PowerDNS is a Domain Name System (DNS) server with a lot of different possible backends, such as MySQL, PostgreSQL, LDAP, BIND zone files and a Unix pipe backend. In this article we will look at the pipe backend which is passed the DNS request by PowerDNS through standard input (stdin) and must reply through standard output (stdout).
We will first install PowerDNS and the pipe backend on CentOS:
yum install pdns pdns-backend-pipe
Then we can edit the PowerDNS configuration file /etc/pdns/pdns.conf
query-cache-ttl=0 cache-ttl=0 loglevel=7 log-dns-details=no wildcards=no launch=pipe pipe-command=/root/pdns-backend.py
And the pipe backend file /root/pdns-backend.py
#!/usr/bin/python from sys import stdin, stdout data = stdin.readline() stdout.write("OKtMy Backendn") stdout.flush() while True: data = stdin.readline().strip() kind, qname, qclass, qtype, id, ip = data.split("t") stdout.write("DATAt" + qname + "t" + qclass + "tAt3600t" + id + "t188.8.131.52n") stdout.write("LOGt" + data + "n") stdout.write("ENDn") stdout.flush()

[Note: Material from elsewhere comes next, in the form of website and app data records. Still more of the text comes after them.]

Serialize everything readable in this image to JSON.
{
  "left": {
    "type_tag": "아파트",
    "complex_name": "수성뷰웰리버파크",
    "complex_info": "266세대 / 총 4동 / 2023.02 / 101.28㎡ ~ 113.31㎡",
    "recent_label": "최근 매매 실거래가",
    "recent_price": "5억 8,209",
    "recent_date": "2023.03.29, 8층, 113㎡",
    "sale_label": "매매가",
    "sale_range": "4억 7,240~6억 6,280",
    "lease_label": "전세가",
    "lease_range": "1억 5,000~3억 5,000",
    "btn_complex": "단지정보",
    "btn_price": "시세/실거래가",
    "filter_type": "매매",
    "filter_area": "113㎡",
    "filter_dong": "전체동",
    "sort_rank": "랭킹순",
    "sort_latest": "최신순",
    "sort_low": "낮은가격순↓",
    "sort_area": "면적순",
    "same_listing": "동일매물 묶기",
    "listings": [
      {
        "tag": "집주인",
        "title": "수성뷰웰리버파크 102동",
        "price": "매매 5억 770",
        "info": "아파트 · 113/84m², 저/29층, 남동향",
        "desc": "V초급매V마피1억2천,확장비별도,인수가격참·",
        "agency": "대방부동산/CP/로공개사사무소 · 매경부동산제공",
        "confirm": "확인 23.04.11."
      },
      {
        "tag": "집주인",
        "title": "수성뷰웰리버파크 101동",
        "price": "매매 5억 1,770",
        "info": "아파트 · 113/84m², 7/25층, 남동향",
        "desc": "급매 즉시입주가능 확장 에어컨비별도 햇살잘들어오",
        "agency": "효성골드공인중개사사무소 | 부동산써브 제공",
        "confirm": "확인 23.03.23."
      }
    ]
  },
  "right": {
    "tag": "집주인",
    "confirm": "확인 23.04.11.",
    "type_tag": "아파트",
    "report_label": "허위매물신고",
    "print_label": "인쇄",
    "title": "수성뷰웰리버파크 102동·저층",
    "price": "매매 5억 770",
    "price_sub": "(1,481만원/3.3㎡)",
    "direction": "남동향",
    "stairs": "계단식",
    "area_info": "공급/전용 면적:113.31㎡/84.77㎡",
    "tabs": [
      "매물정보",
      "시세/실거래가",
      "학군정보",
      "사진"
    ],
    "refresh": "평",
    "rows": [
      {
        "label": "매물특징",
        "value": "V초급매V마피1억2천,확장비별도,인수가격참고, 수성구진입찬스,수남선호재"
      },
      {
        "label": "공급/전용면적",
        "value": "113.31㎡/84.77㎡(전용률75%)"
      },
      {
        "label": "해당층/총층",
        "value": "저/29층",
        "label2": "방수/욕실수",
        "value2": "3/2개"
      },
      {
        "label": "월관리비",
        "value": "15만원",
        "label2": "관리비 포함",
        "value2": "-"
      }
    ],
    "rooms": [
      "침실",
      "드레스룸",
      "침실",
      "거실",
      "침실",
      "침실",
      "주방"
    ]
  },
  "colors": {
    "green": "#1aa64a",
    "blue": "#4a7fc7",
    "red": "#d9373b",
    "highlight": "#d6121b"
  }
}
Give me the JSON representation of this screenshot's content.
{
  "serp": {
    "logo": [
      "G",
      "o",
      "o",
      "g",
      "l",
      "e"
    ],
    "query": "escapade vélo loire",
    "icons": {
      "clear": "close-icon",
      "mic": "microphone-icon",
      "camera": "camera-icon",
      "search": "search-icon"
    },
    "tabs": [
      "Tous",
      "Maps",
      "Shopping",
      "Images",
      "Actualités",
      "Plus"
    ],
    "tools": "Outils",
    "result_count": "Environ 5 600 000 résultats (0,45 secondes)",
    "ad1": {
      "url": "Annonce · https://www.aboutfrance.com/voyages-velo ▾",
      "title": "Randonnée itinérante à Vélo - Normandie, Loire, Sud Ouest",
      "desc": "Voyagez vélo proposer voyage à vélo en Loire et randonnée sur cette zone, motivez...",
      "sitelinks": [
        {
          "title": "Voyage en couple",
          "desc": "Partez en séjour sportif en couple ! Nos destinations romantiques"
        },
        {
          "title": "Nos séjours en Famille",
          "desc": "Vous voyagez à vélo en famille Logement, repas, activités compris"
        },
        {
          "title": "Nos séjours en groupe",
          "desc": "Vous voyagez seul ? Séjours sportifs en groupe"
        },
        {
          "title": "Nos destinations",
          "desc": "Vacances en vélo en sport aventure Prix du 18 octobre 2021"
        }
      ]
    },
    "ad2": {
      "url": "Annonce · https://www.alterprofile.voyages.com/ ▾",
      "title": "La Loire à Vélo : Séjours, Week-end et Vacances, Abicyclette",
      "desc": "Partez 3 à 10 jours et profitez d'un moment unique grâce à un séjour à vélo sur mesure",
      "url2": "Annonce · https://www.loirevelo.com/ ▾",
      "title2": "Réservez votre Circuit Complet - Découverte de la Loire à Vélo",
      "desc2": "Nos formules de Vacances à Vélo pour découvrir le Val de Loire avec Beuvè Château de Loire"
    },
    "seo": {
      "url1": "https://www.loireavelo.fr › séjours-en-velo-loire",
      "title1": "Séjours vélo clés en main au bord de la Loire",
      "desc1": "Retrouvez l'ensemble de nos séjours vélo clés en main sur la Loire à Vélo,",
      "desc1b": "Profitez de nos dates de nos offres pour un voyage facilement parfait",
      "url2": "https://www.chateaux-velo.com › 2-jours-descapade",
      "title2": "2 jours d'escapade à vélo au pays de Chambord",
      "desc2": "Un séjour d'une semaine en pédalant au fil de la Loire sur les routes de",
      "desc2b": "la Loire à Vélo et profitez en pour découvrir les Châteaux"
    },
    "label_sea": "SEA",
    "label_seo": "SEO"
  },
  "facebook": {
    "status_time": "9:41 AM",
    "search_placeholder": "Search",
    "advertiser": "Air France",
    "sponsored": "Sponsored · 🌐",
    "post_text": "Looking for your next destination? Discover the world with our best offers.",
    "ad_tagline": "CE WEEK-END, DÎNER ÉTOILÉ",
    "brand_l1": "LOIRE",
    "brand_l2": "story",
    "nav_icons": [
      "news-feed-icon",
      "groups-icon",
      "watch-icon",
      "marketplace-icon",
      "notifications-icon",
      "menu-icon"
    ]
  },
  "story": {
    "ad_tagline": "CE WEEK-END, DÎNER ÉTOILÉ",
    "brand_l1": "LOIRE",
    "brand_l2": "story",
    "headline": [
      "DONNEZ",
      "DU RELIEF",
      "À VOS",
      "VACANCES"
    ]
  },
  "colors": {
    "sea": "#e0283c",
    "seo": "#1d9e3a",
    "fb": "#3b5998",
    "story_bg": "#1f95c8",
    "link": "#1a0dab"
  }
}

This example pipe backend will always return the IP address 184.108.40.206 regardless of the hostname that was sent in the query, as you can see from the following query:
# nslookup www.example.com 127.0.0.1 Server: 127.0.0.1 Address: 127.0.0.1#53 Name: www.example.com Address: 220.127.116.11
This is of course a very silly way to respond, but you can always change this behaviour by looking at the actual query parameters. In the example given above, these parameters are as follows:
kind = Q qname = www.example.com qclass = IN qtype = ANY id = -1 ip = 127.0.0.1
Please also note that the current response is always an A record, even if the response should be something else, e.g. a PTR or MX record.